— AIM OF THE EXERCISE —
For every line below that includes the word "JSON", add one; report the final number and nothing else.
● ● ●
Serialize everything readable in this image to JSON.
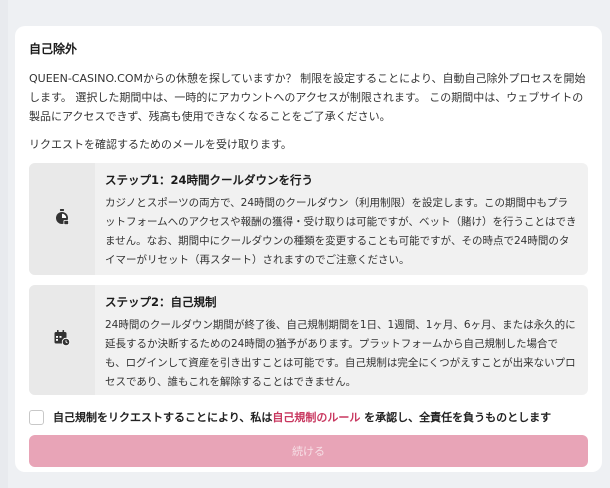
{
  "section": {
    "title": "自己除外",
    "description": "QUEEN-CASINO.COMからの休憩を探していますか？ 制限を設定することにより、自動自己除外プロセスを開始します。 選択した期間中は、一時的にアカウントへのアクセスが制限されます。 この期間中は、ウェブサイトの製品にアクセスできず、残高も使用できなくなることをご了承ください。",
    "confirm_note": "リクエストを確認するためのメールを受け取ります。"
  },
  "steps": [
    {
      "icon": "stopwatch-icon",
      "title": "ステップ1：24時間クールダウンを行う",
      "text": "カジノとスポーツの両方で、24時間のクールダウン（利用制限）を設定します。この期間中もプラットフォームへのアクセスや報酬の獲得・受け取りは可能ですが、ベット（賭け）を行うことはできません。なお、期間中にクールダウンの種類を変更することも可能ですが、その時点で24時間のタイマーがリセット（再スタート）されますのでご注意ください。"
    },
    {
      "icon": "calendar-clock-icon",
      "title": "ステップ2：自己規制",
      "text": "24時間のクールダウン期間が終了後、自己規制期間を1日、1週間、1ヶ月、6ヶ月、または永久的に延長するか決断するための24時間の猶予があります。プラットフォームから自己規制した場合でも、ログインして資産を引き出すことは可能です。自己規制は完全にくつがえすことが出来ないプロセスであり、誰もこれを解除することはできません。"
    }
  ],
  "agreement": {
    "checked": false,
    "text_before": "自己規制をリクエストすることにより、私は",
    "link_text": "自己規制のルール",
    "text_after": " を承認し、全責任を負うものとします"
  },
  "continue_button": {
    "label": "続ける",
    "enabled": false
  },
  "colors": {
    "accent_link": "#c8375f",
    "button_disabled_bg": "#e8a4b7"
  }
}
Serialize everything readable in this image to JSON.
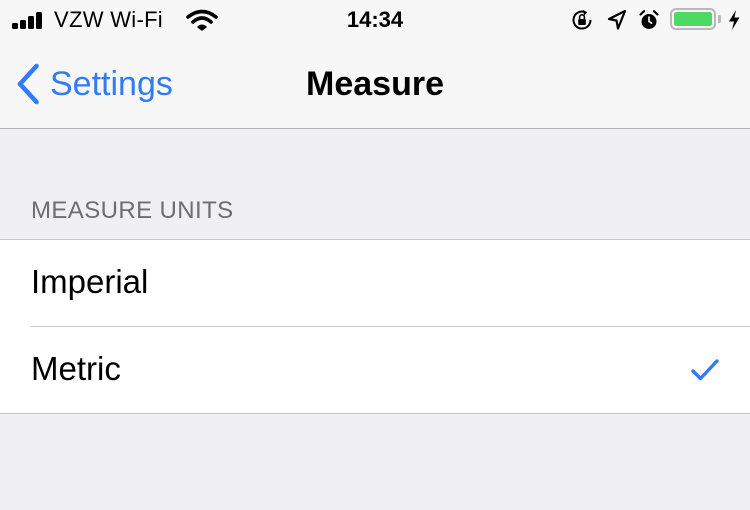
{
  "status_bar": {
    "carrier": "VZW Wi-Fi",
    "time": "14:34",
    "battery_level": 1.0,
    "icons": [
      "signal-icon",
      "wifi-icon",
      "orientation-lock-icon",
      "location-arrow-icon",
      "alarm-icon",
      "battery-icon",
      "charging-bolt-icon"
    ]
  },
  "nav": {
    "back_label": "Settings",
    "title": "Measure"
  },
  "section": {
    "header": "MEASURE UNITS",
    "items": [
      {
        "label": "Imperial",
        "selected": false
      },
      {
        "label": "Metric",
        "selected": true
      }
    ]
  },
  "colors": {
    "accent": "#2f7cf6",
    "background": "#efeff4",
    "battery": "#4cd964",
    "section_header": "#6d6d72"
  }
}
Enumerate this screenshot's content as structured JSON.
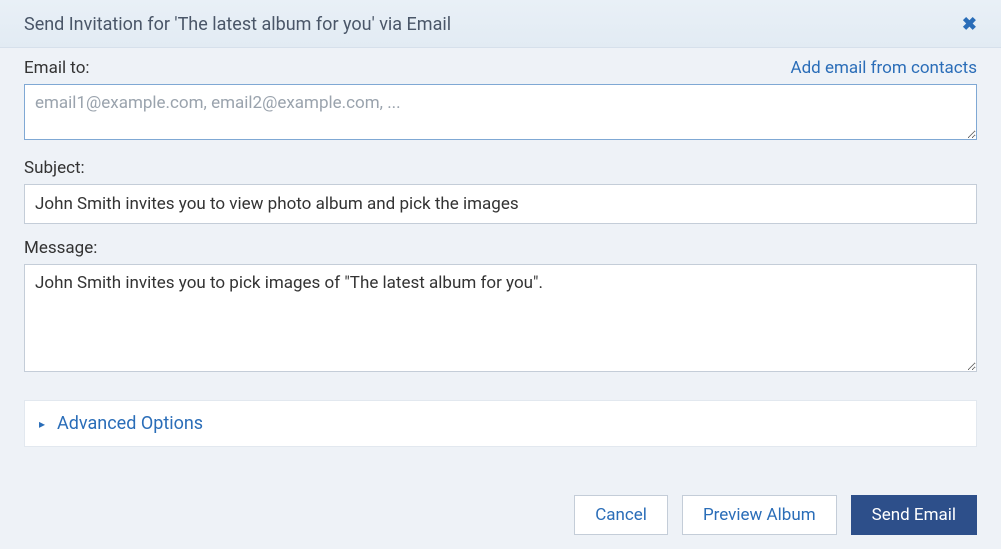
{
  "header": {
    "title": "Send Invitation for 'The latest album for you' via Email",
    "close_icon": "✖"
  },
  "email": {
    "label": "Email to:",
    "contacts_link": "Add email from contacts",
    "placeholder": "email1@example.com, email2@example.com, ...",
    "value": ""
  },
  "subject": {
    "label": "Subject:",
    "value": "John Smith invites you to view photo album and pick the images"
  },
  "message": {
    "label": "Message:",
    "value": "John Smith invites you to pick images of \"The latest album for you\"."
  },
  "advanced": {
    "label": "Advanced Options",
    "caret": "▸"
  },
  "footer": {
    "cancel": "Cancel",
    "preview": "Preview Album",
    "send": "Send Email"
  }
}
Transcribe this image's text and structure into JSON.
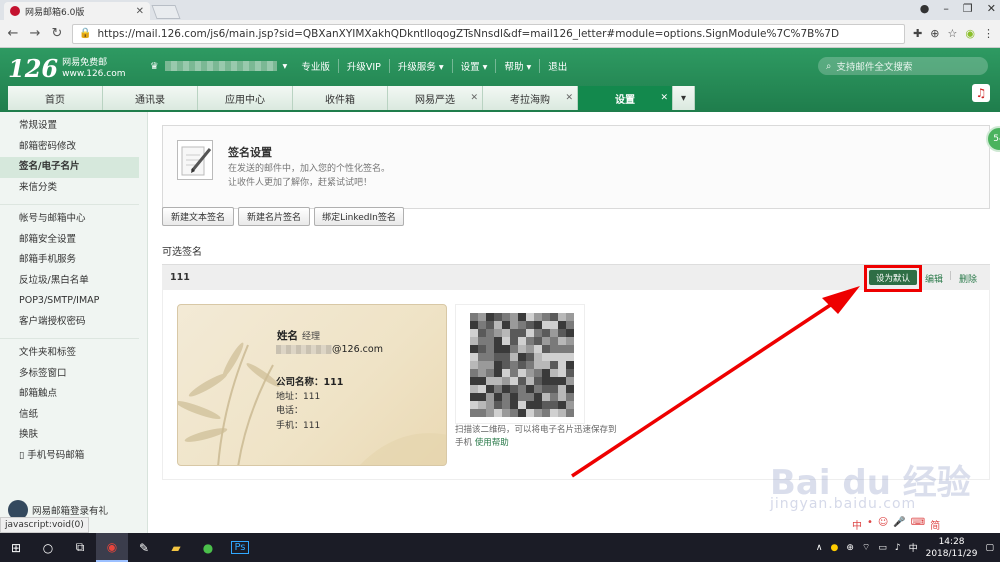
{
  "browser": {
    "tab_title": "网易邮箱6.0版",
    "url": "https://mail.126.com/js6/main.jsp?sid=QBXanXYIMXakhQDkntlloqogZTsNnsdl&df=mail126_letter#module=options.SignModule%7C%7B%7D",
    "status": "javascript:void(0)"
  },
  "header": {
    "logo_num": "126",
    "logo_line1": "网易免费邮",
    "logo_line2": "www.126.com",
    "menu": [
      "专业版",
      "升级VIP",
      "升级服务 ▾",
      "设置 ▾",
      "帮助 ▾",
      "退出"
    ],
    "search_placeholder": "支持邮件全文搜索"
  },
  "navtabs": [
    {
      "label": "首页",
      "closable": false
    },
    {
      "label": "通讯录",
      "closable": false
    },
    {
      "label": "应用中心",
      "closable": false
    },
    {
      "label": "收件箱",
      "closable": false
    },
    {
      "label": "网易严选",
      "closable": true
    },
    {
      "label": "考拉海购",
      "closable": true
    },
    {
      "label": "设置",
      "closable": true,
      "active": true
    }
  ],
  "sidebar": {
    "groups": [
      [
        "常规设置",
        "邮箱密码修改",
        "签名/电子名片",
        "来信分类"
      ],
      [
        "帐号与邮箱中心",
        "邮箱安全设置",
        "邮箱手机服务",
        "反垃圾/黑白名单",
        "POP3/SMTP/IMAP",
        "客户端授权密码"
      ],
      [
        "文件夹和标签",
        "多标签窗口",
        "邮箱触点",
        "信纸",
        "换肤",
        "▯ 手机号码邮箱"
      ]
    ],
    "active": "签名/电子名片",
    "promo": "网易邮箱登录有礼"
  },
  "signature_settings": {
    "title": "签名设置",
    "desc1": "在发送的邮件中，加入您的个性化签名。",
    "desc2": "让收件人更加了解你，赶紧试试吧！",
    "buttons": [
      "新建文本签名",
      "新建名片签名",
      "绑定LinkedIn签名"
    ],
    "optional_title": "可选签名",
    "signature_name": "111",
    "set_default": "设为默认",
    "edit": "编辑",
    "separator": "|",
    "delete": "删除"
  },
  "card": {
    "name": "姓名",
    "role": "经理",
    "email_suffix": "@126.com",
    "company": "公司名称：111",
    "address": "地址：111",
    "phone": "电话：",
    "mobile": "手机：111"
  },
  "qr": {
    "text": "扫描该二维码，可以将电子名片迅速保存到手机",
    "help": "使用帮助"
  },
  "side_badge": "54",
  "watermark": "Bai du 经验",
  "watermark_sub": "jingyan.baidu.com",
  "ime": [
    "中",
    "•",
    "☺",
    "🎤",
    "⌨",
    "简"
  ],
  "taskbar": {
    "time": "14:28",
    "date": "2018/11/29"
  },
  "colors": {
    "brand_green": "#1f7d4c",
    "active_tab": "#13894d",
    "highlight_red": "#e00000",
    "arrow_red": "#e00000"
  }
}
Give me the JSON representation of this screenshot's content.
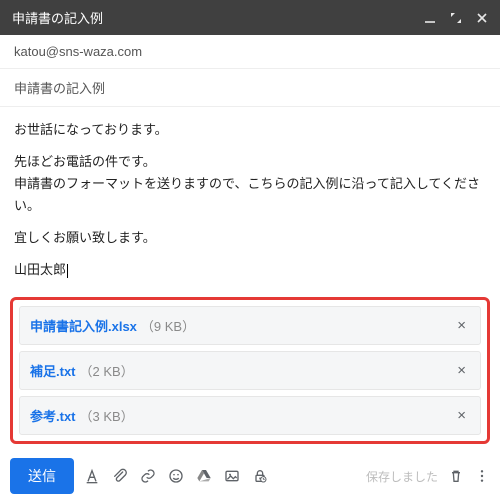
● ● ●
— EXERCISE OUTPUT —
5